SALEM — Gov. Kate Brown on Thursday ordered the Oregon State Police to find 11 Republicans who have walked out on the Senate in a last-ditch bid to block a contentious carbon cap bill.
“It is absolutely unacceptable that the Senate Republicans would turn their back on their constituents,” Brown said.
But the GOP lawmakers may be out of the reach of state authorities. Predicting Brown would order the state police to find them, some Republicans say they have not only left the Capitol, but left the state.
“The governor had threatened sending the state police to arrest us,” said Sen. Tim Knopp, R-Bend. “That’s more dictatorship than democracy. We needed to be beyond their reach.”
Knopp said he had left Oregon but declined to say where he was.
“Let’s just say I’ve crossed a lot of big bridges the past two days,” Knopp said.
Knopp said drastic action was required to head off the vote on House Bill 2020. The legislation would cap carbon emissions and auction allowances that polluters could buy to offset each ton of carbon they release into the air. The cap would be lowered with the goal that by 2035, the state would emit about half of the 1990 pollution level. Advocates say it will lead to a transition to a prosperous greener, cleaner economy. Critics say it will lead to higher costs for fuels and hurt traditional Oregon industries such as farming and logging.
The bill passed the House on Monday after six hours of debate and was scheduled for a Senate vote on Thursday.

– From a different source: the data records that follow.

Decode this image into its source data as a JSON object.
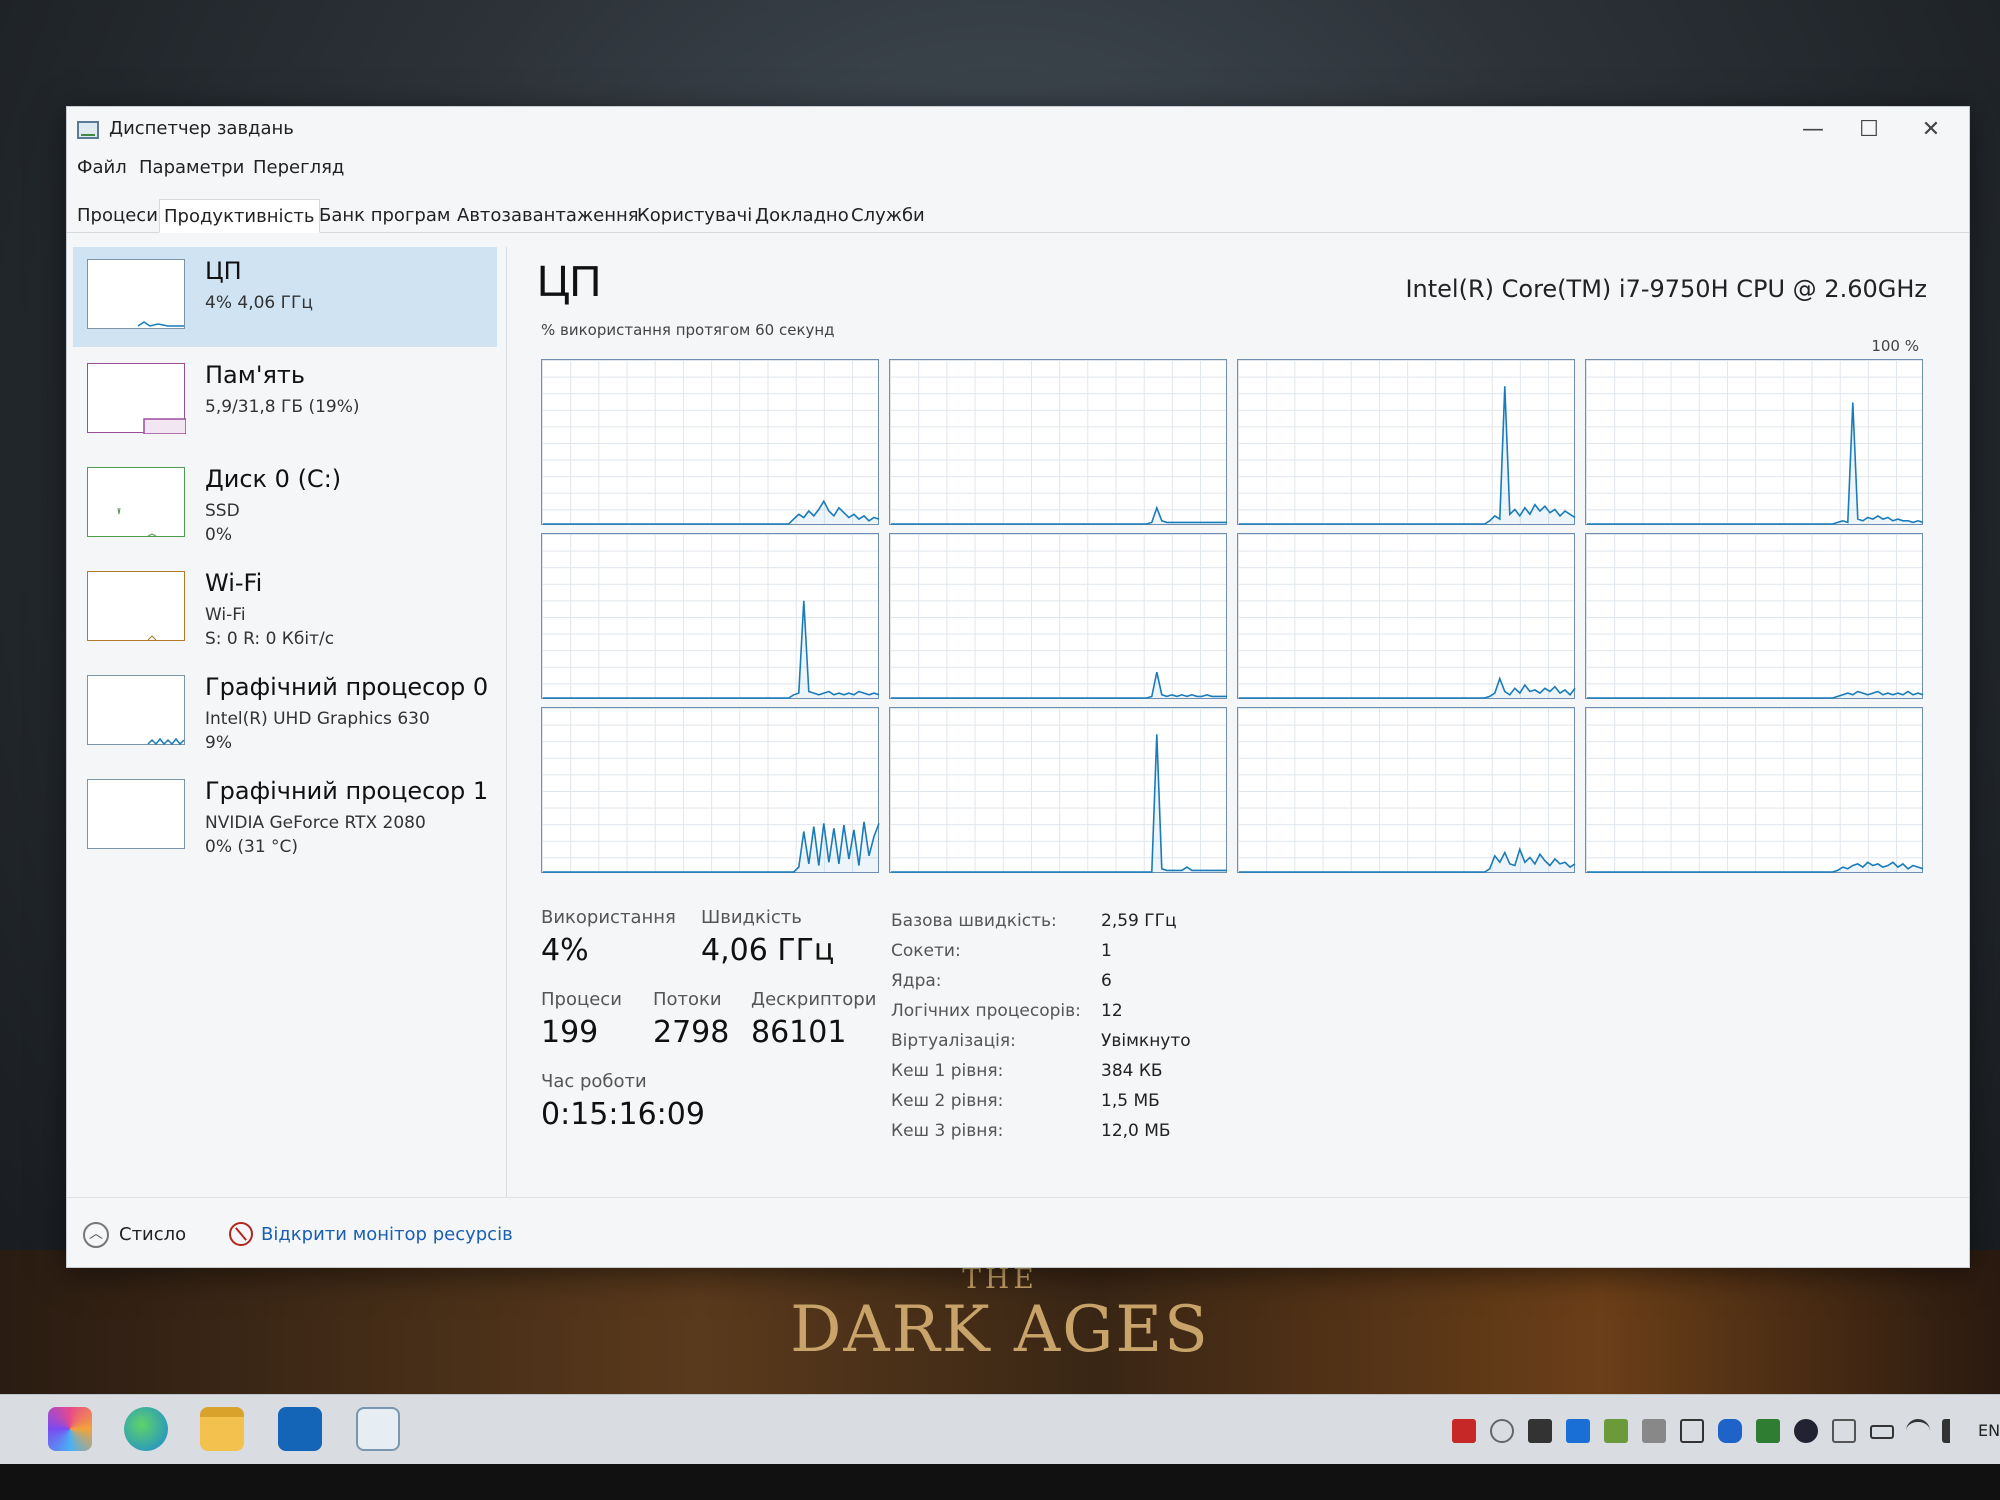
{
  "window": {
    "title": "Диспетчер завдань",
    "minimize": "—",
    "maximize": "☐",
    "close": "✕"
  },
  "menu": [
    "Файл",
    "Параметри",
    "Перегляд"
  ],
  "tabs": [
    {
      "label": "Процеси",
      "active": false
    },
    {
      "label": "Продуктивність",
      "active": true
    },
    {
      "label": "Банк програм",
      "active": false
    },
    {
      "label": "Автозавантаження",
      "active": false
    },
    {
      "label": "Користувачі",
      "active": false
    },
    {
      "label": "Докладно",
      "active": false
    },
    {
      "label": "Служби",
      "active": false
    }
  ],
  "sidebar": [
    {
      "name": "ЦП",
      "sub1": "4% 4,06 ГГц",
      "sub2": "",
      "icon": "cpu-graph-icon"
    },
    {
      "name": "Пам'ять",
      "sub1": "5,9/31,8 ГБ (19%)",
      "sub2": "",
      "icon": "memory-graph-icon"
    },
    {
      "name": "Диск 0 (C:)",
      "sub1": "SSD",
      "sub2": "0%",
      "icon": "disk-graph-icon"
    },
    {
      "name": "Wi-Fi",
      "sub1": "Wi-Fi",
      "sub2": "S: 0 R: 0 Кбіт/с",
      "icon": "wifi-graph-icon"
    },
    {
      "name": "Графічний процесор 0",
      "sub1": "Intel(R) UHD Graphics 630",
      "sub2": "9%",
      "icon": "gpu0-graph-icon"
    },
    {
      "name": "Графічний процесор 1",
      "sub1": "NVIDIA GeForce RTX 2080",
      "sub2": "0% (31 °C)",
      "icon": "gpu1-graph-icon"
    }
  ],
  "main": {
    "title": "ЦП",
    "cpu_model": "Intel(R) Core(TM) i7-9750H CPU @ 2.60GHz",
    "graph_caption": "% використання протягом 60 секунд",
    "graph_max": "100 %",
    "stats": {
      "usage_label": "Використання",
      "usage": "4%",
      "speed_label": "Швидкість",
      "speed": "4,06 ГГц",
      "processes_label": "Процеси",
      "processes": "199",
      "threads_label": "Потоки",
      "threads": "2798",
      "handles_label": "Дескриптори",
      "handles": "86101",
      "uptime_label": "Час роботи",
      "uptime": "0:15:16:09"
    },
    "details": [
      {
        "label": "Базова швидкість:",
        "value": "2,59 ГГц"
      },
      {
        "label": "Сокети:",
        "value": "1"
      },
      {
        "label": "Ядра:",
        "value": "6"
      },
      {
        "label": "Логічних процесорів:",
        "value": "12"
      },
      {
        "label": "Віртуалізація:",
        "value": "Увімкнуто"
      },
      {
        "label": "Кеш 1 рівня:",
        "value": "384 КБ"
      },
      {
        "label": "Кеш 2 рівня:",
        "value": "1,5 МБ"
      },
      {
        "label": "Кеш 3 рівня:",
        "value": "12,0 МБ"
      }
    ]
  },
  "core_usage": [
    [
      0,
      0,
      0,
      0,
      0,
      0,
      0,
      0,
      0,
      0,
      0,
      0,
      0,
      0,
      0,
      0,
      0,
      0,
      0,
      0,
      0,
      0,
      0,
      0,
      0,
      0,
      0,
      0,
      0,
      0,
      0,
      0,
      0,
      0,
      0,
      0,
      0,
      0,
      0,
      0,
      0,
      0,
      0,
      0,
      0,
      0,
      0,
      0,
      0,
      0,
      3,
      6,
      4,
      8,
      5,
      9,
      14,
      8,
      5,
      10,
      7,
      4,
      6,
      3,
      5,
      2,
      4,
      3
    ],
    [
      0,
      0,
      0,
      0,
      0,
      0,
      0,
      0,
      0,
      0,
      0,
      0,
      0,
      0,
      0,
      0,
      0,
      0,
      0,
      0,
      0,
      0,
      0,
      0,
      0,
      0,
      0,
      0,
      0,
      0,
      0,
      0,
      0,
      0,
      0,
      0,
      0,
      0,
      0,
      0,
      0,
      0,
      0,
      0,
      0,
      0,
      0,
      0,
      0,
      0,
      0,
      0,
      1,
      10,
      2,
      1,
      1,
      1,
      1,
      1,
      1,
      1,
      1,
      1,
      1,
      1,
      1,
      1
    ],
    [
      0,
      0,
      0,
      0,
      0,
      0,
      0,
      0,
      0,
      0,
      0,
      0,
      0,
      0,
      0,
      0,
      0,
      0,
      0,
      0,
      0,
      0,
      0,
      0,
      0,
      0,
      0,
      0,
      0,
      0,
      0,
      0,
      0,
      0,
      0,
      0,
      0,
      0,
      0,
      0,
      0,
      0,
      0,
      0,
      0,
      0,
      0,
      0,
      0,
      0,
      2,
      5,
      3,
      85,
      6,
      9,
      5,
      10,
      6,
      12,
      8,
      11,
      7,
      9,
      5,
      8,
      6,
      4
    ],
    [
      0,
      0,
      0,
      0,
      0,
      0,
      0,
      0,
      0,
      0,
      0,
      0,
      0,
      0,
      0,
      0,
      0,
      0,
      0,
      0,
      0,
      0,
      0,
      0,
      0,
      0,
      0,
      0,
      0,
      0,
      0,
      0,
      0,
      0,
      0,
      0,
      0,
      0,
      0,
      0,
      0,
      0,
      0,
      0,
      0,
      0,
      0,
      0,
      0,
      0,
      1,
      2,
      1,
      75,
      3,
      2,
      4,
      3,
      5,
      3,
      4,
      2,
      3,
      2,
      2,
      1,
      2,
      1
    ],
    [
      0,
      0,
      0,
      0,
      0,
      0,
      0,
      0,
      0,
      0,
      0,
      0,
      0,
      0,
      0,
      0,
      0,
      0,
      0,
      0,
      0,
      0,
      0,
      0,
      0,
      0,
      0,
      0,
      0,
      0,
      0,
      0,
      0,
      0,
      0,
      0,
      0,
      0,
      0,
      0,
      0,
      0,
      0,
      0,
      0,
      0,
      0,
      0,
      0,
      0,
      2,
      3,
      60,
      4,
      3,
      2,
      3,
      4,
      2,
      3,
      2,
      3,
      2,
      4,
      3,
      2,
      3,
      2
    ],
    [
      0,
      0,
      0,
      0,
      0,
      0,
      0,
      0,
      0,
      0,
      0,
      0,
      0,
      0,
      0,
      0,
      0,
      0,
      0,
      0,
      0,
      0,
      0,
      0,
      0,
      0,
      0,
      0,
      0,
      0,
      0,
      0,
      0,
      0,
      0,
      0,
      0,
      0,
      0,
      0,
      0,
      0,
      0,
      0,
      0,
      0,
      0,
      0,
      0,
      0,
      0,
      0,
      1,
      16,
      2,
      1,
      2,
      1,
      2,
      1,
      2,
      1,
      1,
      2,
      1,
      1,
      1,
      1
    ],
    [
      0,
      0,
      0,
      0,
      0,
      0,
      0,
      0,
      0,
      0,
      0,
      0,
      0,
      0,
      0,
      0,
      0,
      0,
      0,
      0,
      0,
      0,
      0,
      0,
      0,
      0,
      0,
      0,
      0,
      0,
      0,
      0,
      0,
      0,
      0,
      0,
      0,
      0,
      0,
      0,
      0,
      0,
      0,
      0,
      0,
      0,
      0,
      0,
      0,
      0,
      1,
      3,
      12,
      4,
      2,
      6,
      3,
      8,
      4,
      5,
      3,
      6,
      4,
      7,
      3,
      5,
      2,
      6
    ],
    [
      0,
      0,
      0,
      0,
      0,
      0,
      0,
      0,
      0,
      0,
      0,
      0,
      0,
      0,
      0,
      0,
      0,
      0,
      0,
      0,
      0,
      0,
      0,
      0,
      0,
      0,
      0,
      0,
      0,
      0,
      0,
      0,
      0,
      0,
      0,
      0,
      0,
      0,
      0,
      0,
      0,
      0,
      0,
      0,
      0,
      0,
      0,
      0,
      0,
      0,
      1,
      2,
      3,
      2,
      4,
      3,
      2,
      3,
      4,
      2,
      3,
      2,
      3,
      2,
      4,
      2,
      3,
      2
    ],
    [
      0,
      0,
      0,
      0,
      0,
      0,
      0,
      0,
      0,
      0,
      0,
      0,
      0,
      0,
      0,
      0,
      0,
      0,
      0,
      0,
      0,
      0,
      0,
      0,
      0,
      0,
      0,
      0,
      0,
      0,
      0,
      0,
      0,
      0,
      0,
      0,
      0,
      0,
      0,
      0,
      0,
      0,
      0,
      0,
      0,
      0,
      0,
      0,
      0,
      0,
      0,
      3,
      25,
      5,
      28,
      4,
      30,
      6,
      27,
      5,
      29,
      8,
      26,
      4,
      31,
      10,
      22,
      30
    ],
    [
      0,
      0,
      0,
      0,
      0,
      0,
      0,
      0,
      0,
      0,
      0,
      0,
      0,
      0,
      0,
      0,
      0,
      0,
      0,
      0,
      0,
      0,
      0,
      0,
      0,
      0,
      0,
      0,
      0,
      0,
      0,
      0,
      0,
      0,
      0,
      0,
      0,
      0,
      0,
      0,
      0,
      0,
      0,
      0,
      0,
      0,
      0,
      0,
      0,
      0,
      0,
      0,
      0,
      85,
      2,
      1,
      1,
      1,
      1,
      3,
      1,
      1,
      1,
      1,
      1,
      1,
      1,
      1
    ],
    [
      0,
      0,
      0,
      0,
      0,
      0,
      0,
      0,
      0,
      0,
      0,
      0,
      0,
      0,
      0,
      0,
      0,
      0,
      0,
      0,
      0,
      0,
      0,
      0,
      0,
      0,
      0,
      0,
      0,
      0,
      0,
      0,
      0,
      0,
      0,
      0,
      0,
      0,
      0,
      0,
      0,
      0,
      0,
      0,
      0,
      0,
      0,
      0,
      0,
      0,
      2,
      10,
      6,
      12,
      5,
      4,
      14,
      6,
      9,
      5,
      11,
      7,
      4,
      8,
      5,
      6,
      3,
      5
    ],
    [
      0,
      0,
      0,
      0,
      0,
      0,
      0,
      0,
      0,
      0,
      0,
      0,
      0,
      0,
      0,
      0,
      0,
      0,
      0,
      0,
      0,
      0,
      0,
      0,
      0,
      0,
      0,
      0,
      0,
      0,
      0,
      0,
      0,
      0,
      0,
      0,
      0,
      0,
      0,
      0,
      0,
      0,
      0,
      0,
      0,
      0,
      0,
      0,
      0,
      0,
      1,
      3,
      2,
      4,
      5,
      3,
      6,
      4,
      5,
      3,
      4,
      6,
      3,
      5,
      2,
      4,
      3,
      2
    ]
  ],
  "footer": {
    "fewer_label": "Стисло",
    "resmon_link": "Відкрити монітор ресурсів"
  },
  "wallpaper": {
    "line1": "THE",
    "line2": "DARK AGES"
  },
  "taskbar": {
    "apps": [
      "copilot-icon",
      "edge-icon",
      "file-explorer-icon",
      "outlook-icon",
      "task-manager-icon"
    ],
    "tray": [
      "app-tray-icon",
      "settings-tray-icon",
      "notion-tray-icon",
      "k-tray-icon",
      "gpu-tray-icon",
      "monitor-tray-icon",
      "security-tray-icon",
      "bluetooth-tray-icon",
      "nvidia-tray-icon",
      "steam-tray-icon",
      "webcam-tray-icon",
      "battery-icon",
      "wifi-icon",
      "volume-icon"
    ],
    "lang": "EN"
  }
}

That’s when Republicans started planning to get out of town.
“HB 2020 is so significant a policy and our only option left is this protest,” Knopp said.
Without the Republicans, the Senate does not have enough members present to create a quorum required to conduct business.
Senate President Peter Courtney, D-Salem, formally requested Thursday that Brown send state troopers to find the absent Republican senators. Brown immediately agreed. Those who do not return by tomorrow will be fined $500 per day. Courtney, who was elected to the Legislature in 1980, called the events “the saddest day of my legislative life.” In a strained and sometimes mournful voice, Courtney pleaded with the Republicans to return.
“I beg and beseech my fellow legislators to come to the floor.” Courtney said. “I need you, the Legislature needs you, the people of Oregon need you to pass budgets, to take care of our citizens and their health, their education, their safety, their well-being. I cannot do it without you. We cannot do it without you.”
The Oregon State Police issued an unsigned statement Thursday saying it will carry out Brown’s order, citing the state statutes that give the governor power to take action.
“While we obviously have many tools at our disposal, patience and communication is and always will be our first, and preferred, option,” the statement said.
Democrats hold an 18-11 majority in the Senate, with one seat vacant since Sen. Jackie Winters, R-Salem, died May 29. The Senate supermajority gives Democrats enough votes to pass policy bills that require a simple majority and revenue bills that require a three-fifths majority. GOP senators have little leverage to shape or slow legislation.
The Republicans have one weapon they can wield: the quorum. The constitution requires at least 20 of the 30 senators be present in order for legislation to be considered. The walkout effectively shuts down the Senate and has a ripple effect on House legislation still requiring Senate approval.
Senate Republicans want HB 2020 put on hold, or at least changed to include moderating amendments offered by Sen. Betsy Johnson, D-Scappoose,who sides with Republicans on some issues. In Oregon, legislation cannot be amended on the House or Senate floor. Any revisions would require sending the bill back to a committee.
The walkout is the second by Senate Republicans during the 2019 session. In May, GOP lawmakers walked out in opposition to Brown’s signature initiative for 2019 — a $2 billion business tax package to boost funding for K-12 public education.
Democratic leaders decided against trying to force Republicans to return. Brown would not budge on the tax, but brokered a deal in which Democrats agreed to kill bills on mandatory vaccinations and gun control, which were opposed by many Republicans. In return, Republicans pledged to return to the Senate and not use tactics to slow or stop legislation. The tax for education was approved soon after.
Republicans say Brown broke the bargain by not honoring a promise to “reset” discussions on the carbon cap to include more input from lawmakers representing rural Oregon.
“There was no reset,” Knopp said. “If our voices are not heard and respected, we don’t have a constitutional obligation to stand by and provide a quorum while the majority from Portland rushes through a very inefficient and flawed bill.”
Brown pledged Thursday that there would be no new deal. Though the state Constitution requires the Legislature to adjourn no later than June 30, Brown said she would call a special session to begin July 2, if necessary.
In the meantime, Knopp said he and other Senate Republicans would stay on the move. Knopp said he hasn’t even told his family where he is going to be on any given day. For now, they will rely on social media to check in on each other.
“We’re going to have to get used to a lot of FaceTime,” Knopp said.
— Reporter: 541-640-2750, firstname.lastname@example.org